---------- RECORD EXCERPTS ----------
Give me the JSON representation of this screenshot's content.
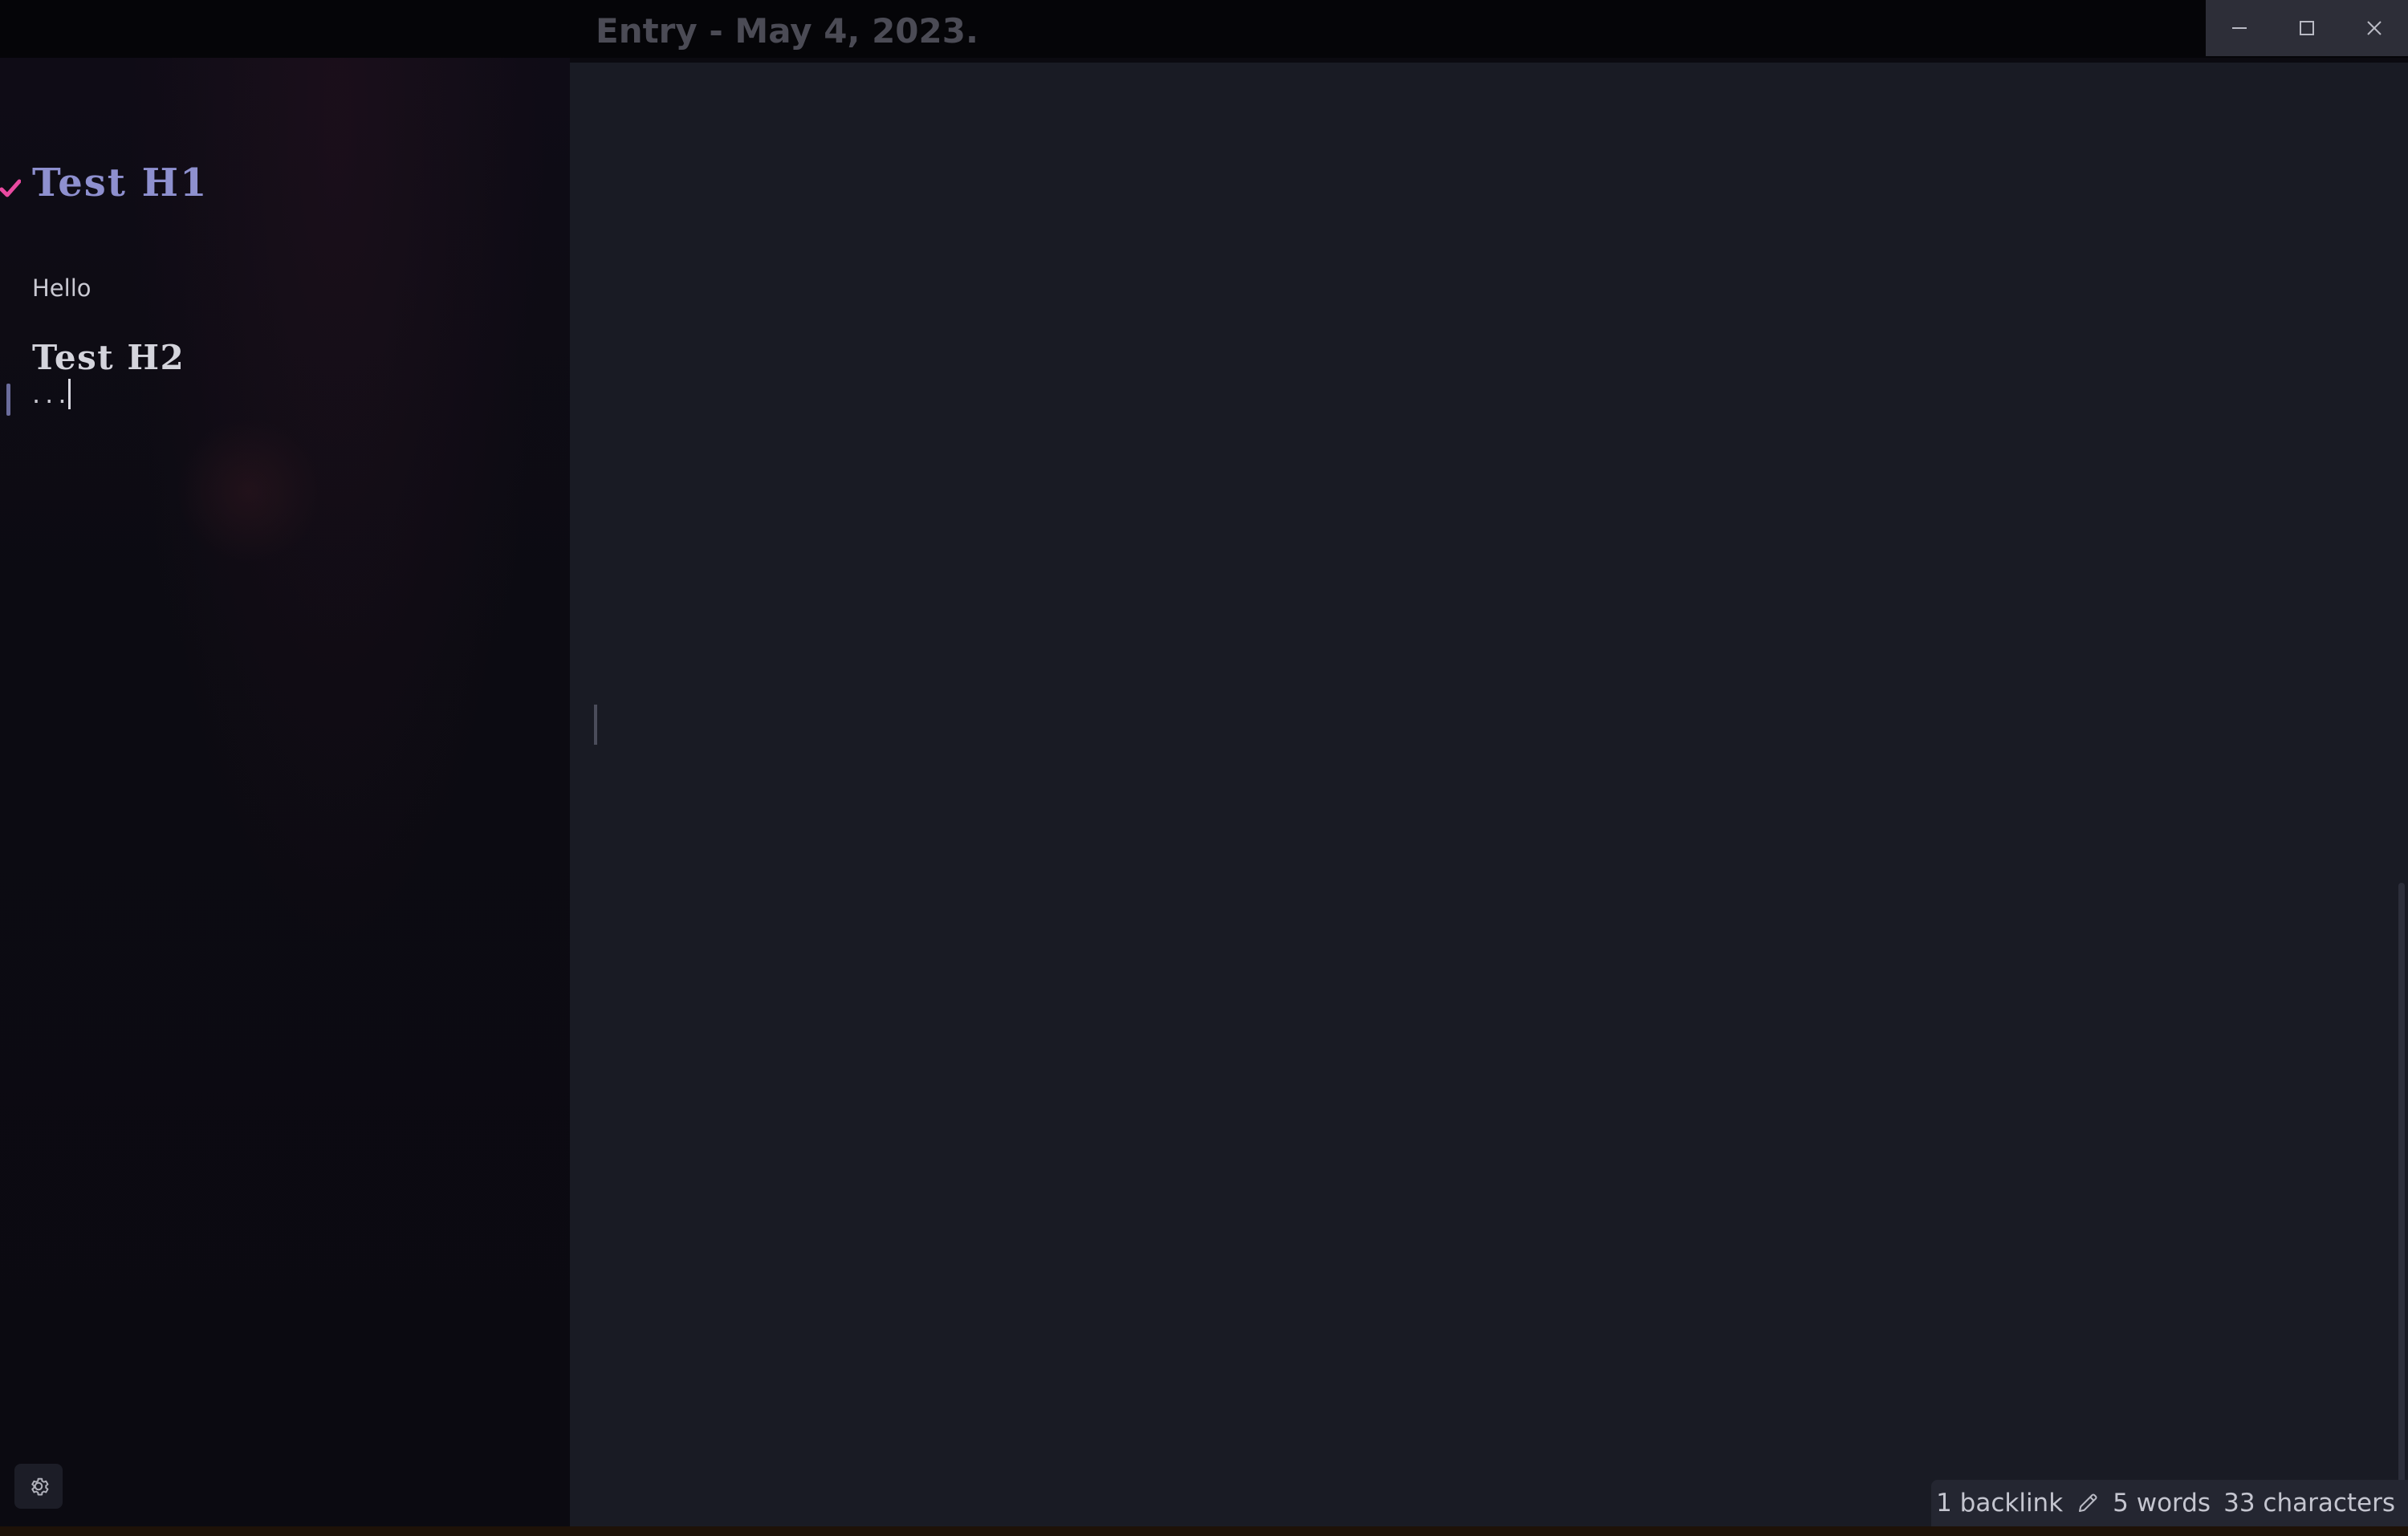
{
  "window": {
    "title": "Entry - May 4, 2023."
  },
  "outline": {
    "h1": "Test H1",
    "h1_text": "Hello",
    "h2": "Test H2",
    "h2_text": "...",
    "h1_check_color": "#e94aa0"
  },
  "statusbar": {
    "backlinks": "1 backlink",
    "words": "5 words",
    "characters": "33 characters"
  },
  "icons": {
    "minimize": "minimize-icon",
    "maximize": "maximize-icon",
    "close": "close-icon",
    "settings": "gear-icon",
    "check": "check-icon",
    "edit": "pencil-icon"
  },
  "colors": {
    "h1": "#8e90cf",
    "editor_background": "#191b24",
    "sidebar_background": "#0c0b12"
  }
}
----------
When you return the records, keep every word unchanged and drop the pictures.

Give me the JSON representation of this screenshot's content.
{
  "window": {
    "title": "Entry - May 4, 2023."
  },
  "outline": {
    "h1": "Test H1",
    "h1_text": "Hello",
    "h2": "Test H2",
    "h2_text": "...",
    "h1_check_color": "#e94aa0"
  },
  "statusbar": {
    "backlinks": "1 backlink",
    "words": "5 words",
    "characters": "33 characters"
  },
  "icons": {
    "minimize": "minimize-icon",
    "maximize": "maximize-icon",
    "close": "close-icon",
    "settings": "gear-icon",
    "check": "check-icon",
    "edit": "pencil-icon"
  },
  "colors": {
    "h1": "#8e90cf",
    "editor_background": "#191b24",
    "sidebar_background": "#0c0b12"
  }
}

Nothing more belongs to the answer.